- Exercise aim -
A copy is needed of each line in the records that has the word "away".

[Opening Material provided section]

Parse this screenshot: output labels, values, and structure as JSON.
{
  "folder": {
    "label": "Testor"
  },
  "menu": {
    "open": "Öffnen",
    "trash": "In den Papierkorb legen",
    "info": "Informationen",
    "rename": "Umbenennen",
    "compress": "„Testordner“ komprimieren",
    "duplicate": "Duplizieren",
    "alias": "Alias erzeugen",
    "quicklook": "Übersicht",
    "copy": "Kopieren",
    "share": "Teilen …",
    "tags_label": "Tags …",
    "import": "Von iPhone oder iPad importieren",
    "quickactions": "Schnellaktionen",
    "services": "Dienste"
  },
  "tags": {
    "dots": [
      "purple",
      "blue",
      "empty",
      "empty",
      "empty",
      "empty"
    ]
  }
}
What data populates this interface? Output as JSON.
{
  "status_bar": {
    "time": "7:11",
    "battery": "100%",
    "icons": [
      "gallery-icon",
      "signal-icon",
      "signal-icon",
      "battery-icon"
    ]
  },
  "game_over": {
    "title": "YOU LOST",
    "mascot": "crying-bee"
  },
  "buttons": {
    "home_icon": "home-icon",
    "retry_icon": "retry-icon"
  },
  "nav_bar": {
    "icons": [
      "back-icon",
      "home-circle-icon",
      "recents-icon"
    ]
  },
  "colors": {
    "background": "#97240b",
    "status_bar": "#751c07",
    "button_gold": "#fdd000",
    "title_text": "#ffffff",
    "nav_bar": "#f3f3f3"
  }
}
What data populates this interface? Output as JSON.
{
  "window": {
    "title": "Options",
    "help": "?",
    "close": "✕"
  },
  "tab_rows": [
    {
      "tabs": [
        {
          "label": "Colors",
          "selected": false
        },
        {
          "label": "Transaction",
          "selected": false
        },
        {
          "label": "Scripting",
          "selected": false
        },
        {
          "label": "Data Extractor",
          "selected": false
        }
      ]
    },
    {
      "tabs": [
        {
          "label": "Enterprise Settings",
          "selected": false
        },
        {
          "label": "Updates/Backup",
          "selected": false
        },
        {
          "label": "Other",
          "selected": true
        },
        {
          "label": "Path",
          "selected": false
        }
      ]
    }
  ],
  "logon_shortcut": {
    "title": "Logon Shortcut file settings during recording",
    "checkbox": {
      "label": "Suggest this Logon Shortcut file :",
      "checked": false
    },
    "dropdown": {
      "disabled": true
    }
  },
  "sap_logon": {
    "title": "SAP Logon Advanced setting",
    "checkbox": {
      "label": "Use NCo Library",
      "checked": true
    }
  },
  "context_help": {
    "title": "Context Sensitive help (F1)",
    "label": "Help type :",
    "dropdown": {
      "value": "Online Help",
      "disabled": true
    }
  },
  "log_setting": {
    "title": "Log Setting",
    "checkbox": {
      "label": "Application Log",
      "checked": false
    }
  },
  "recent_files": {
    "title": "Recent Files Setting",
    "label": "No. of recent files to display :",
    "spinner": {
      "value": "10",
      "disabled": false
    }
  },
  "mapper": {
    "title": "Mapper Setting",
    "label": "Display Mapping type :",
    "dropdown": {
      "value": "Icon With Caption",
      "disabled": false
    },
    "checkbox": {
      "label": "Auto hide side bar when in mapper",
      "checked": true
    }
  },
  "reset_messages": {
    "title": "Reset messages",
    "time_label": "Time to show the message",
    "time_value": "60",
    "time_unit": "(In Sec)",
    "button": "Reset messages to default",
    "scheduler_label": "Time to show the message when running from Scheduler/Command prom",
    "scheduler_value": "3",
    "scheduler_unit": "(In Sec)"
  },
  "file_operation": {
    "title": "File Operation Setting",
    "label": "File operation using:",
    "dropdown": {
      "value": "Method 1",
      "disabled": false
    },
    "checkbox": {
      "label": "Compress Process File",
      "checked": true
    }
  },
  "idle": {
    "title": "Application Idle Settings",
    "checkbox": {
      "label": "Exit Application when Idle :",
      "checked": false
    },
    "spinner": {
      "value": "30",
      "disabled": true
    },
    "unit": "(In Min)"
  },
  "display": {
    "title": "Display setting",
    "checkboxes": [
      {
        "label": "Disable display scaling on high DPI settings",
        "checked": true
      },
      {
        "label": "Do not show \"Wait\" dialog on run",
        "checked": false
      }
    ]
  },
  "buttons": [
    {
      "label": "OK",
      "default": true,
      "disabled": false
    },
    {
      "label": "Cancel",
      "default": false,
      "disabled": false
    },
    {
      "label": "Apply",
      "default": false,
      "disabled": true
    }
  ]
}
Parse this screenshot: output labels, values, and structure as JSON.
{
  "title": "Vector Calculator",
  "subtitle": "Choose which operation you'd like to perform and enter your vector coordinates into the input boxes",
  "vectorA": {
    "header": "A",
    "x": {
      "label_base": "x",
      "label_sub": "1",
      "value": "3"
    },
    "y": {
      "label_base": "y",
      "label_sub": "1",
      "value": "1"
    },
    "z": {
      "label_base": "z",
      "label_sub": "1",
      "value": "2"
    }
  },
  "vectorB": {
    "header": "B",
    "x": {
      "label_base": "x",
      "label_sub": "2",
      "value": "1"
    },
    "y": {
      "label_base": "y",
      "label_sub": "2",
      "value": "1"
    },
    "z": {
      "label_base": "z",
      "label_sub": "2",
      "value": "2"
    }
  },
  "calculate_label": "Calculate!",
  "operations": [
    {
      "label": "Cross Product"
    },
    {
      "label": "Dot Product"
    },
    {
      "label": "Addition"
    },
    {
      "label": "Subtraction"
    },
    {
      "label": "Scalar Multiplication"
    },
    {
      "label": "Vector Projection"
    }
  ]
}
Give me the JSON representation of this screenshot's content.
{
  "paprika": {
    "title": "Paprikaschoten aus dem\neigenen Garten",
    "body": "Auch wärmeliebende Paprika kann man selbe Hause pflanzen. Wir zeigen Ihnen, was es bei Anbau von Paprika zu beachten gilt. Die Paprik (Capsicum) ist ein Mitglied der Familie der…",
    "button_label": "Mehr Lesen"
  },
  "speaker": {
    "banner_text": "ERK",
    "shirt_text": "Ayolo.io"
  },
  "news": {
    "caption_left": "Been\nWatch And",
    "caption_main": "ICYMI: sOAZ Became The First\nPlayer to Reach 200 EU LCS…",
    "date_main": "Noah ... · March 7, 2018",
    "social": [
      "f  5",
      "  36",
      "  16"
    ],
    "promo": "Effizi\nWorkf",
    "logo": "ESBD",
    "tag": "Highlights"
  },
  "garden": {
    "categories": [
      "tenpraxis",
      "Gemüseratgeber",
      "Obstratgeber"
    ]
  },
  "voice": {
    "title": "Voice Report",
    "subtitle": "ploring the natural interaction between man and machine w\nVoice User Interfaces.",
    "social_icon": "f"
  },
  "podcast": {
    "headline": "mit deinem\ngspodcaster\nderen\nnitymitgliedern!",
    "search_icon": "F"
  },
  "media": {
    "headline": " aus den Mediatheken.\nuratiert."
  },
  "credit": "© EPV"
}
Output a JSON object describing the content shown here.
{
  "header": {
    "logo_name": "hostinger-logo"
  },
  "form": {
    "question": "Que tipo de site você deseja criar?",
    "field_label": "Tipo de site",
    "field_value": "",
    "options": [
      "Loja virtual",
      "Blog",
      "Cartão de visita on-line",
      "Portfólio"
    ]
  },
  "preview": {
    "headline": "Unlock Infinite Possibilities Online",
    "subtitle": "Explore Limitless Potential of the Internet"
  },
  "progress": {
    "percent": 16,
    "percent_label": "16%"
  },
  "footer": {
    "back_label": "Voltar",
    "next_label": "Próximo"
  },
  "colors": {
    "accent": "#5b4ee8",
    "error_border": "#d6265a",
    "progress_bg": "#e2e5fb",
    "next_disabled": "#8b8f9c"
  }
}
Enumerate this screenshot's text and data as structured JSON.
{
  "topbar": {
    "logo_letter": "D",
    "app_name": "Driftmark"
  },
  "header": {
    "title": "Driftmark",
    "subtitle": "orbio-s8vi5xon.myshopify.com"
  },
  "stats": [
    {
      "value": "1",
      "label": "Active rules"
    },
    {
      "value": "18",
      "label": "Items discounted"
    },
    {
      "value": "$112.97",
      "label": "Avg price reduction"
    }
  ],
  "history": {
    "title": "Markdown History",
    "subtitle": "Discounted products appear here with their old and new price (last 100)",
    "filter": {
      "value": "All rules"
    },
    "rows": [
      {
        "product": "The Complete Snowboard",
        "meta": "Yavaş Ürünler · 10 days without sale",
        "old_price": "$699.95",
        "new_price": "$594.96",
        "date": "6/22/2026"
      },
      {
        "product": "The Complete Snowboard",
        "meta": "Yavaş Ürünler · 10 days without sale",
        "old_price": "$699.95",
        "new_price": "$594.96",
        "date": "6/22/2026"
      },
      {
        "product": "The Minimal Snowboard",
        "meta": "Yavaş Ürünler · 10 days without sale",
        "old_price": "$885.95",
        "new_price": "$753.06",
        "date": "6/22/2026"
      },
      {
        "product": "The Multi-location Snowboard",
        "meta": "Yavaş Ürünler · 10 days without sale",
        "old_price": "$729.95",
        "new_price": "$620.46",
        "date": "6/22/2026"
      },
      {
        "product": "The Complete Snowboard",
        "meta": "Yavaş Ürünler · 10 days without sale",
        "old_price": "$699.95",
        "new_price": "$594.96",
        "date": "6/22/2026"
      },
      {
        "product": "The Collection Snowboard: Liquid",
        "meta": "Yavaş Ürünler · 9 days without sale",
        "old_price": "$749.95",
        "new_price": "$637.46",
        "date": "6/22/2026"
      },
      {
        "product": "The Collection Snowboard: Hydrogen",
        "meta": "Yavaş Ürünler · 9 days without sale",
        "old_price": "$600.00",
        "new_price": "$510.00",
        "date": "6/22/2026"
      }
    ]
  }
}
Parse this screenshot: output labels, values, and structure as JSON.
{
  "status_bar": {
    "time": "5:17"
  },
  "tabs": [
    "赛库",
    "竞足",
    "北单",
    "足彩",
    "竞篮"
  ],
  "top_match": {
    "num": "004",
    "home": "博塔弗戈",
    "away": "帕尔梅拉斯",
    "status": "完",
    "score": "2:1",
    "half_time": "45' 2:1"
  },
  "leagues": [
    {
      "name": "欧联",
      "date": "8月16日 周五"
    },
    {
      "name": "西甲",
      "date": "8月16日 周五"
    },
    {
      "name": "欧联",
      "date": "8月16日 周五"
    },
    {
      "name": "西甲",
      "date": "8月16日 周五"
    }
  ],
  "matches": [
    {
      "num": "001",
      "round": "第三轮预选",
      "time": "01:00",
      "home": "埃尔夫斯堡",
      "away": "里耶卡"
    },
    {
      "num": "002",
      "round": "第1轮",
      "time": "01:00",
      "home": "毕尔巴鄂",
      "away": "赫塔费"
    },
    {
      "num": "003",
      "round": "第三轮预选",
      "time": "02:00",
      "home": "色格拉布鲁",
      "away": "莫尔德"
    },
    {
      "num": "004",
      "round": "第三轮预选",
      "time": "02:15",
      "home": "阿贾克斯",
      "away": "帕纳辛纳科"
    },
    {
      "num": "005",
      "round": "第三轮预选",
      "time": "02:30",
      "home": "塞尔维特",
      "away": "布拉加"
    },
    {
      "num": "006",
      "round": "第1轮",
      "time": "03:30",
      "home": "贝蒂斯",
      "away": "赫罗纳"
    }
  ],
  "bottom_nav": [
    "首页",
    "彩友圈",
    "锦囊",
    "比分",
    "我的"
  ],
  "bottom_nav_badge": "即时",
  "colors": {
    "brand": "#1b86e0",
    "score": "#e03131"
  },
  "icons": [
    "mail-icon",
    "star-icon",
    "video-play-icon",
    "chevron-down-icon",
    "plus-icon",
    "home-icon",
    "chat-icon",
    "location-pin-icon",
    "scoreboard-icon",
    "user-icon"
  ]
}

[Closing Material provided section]

- Exercise response -
    "away": "帕尔梅拉斯",
      "away": "里耶卡"
      "away": "赫塔费"
      "away": "莫尔德"
      "away": "帕纳辛纳科"
      "away": "布拉加"
      "away": "赫罗纳"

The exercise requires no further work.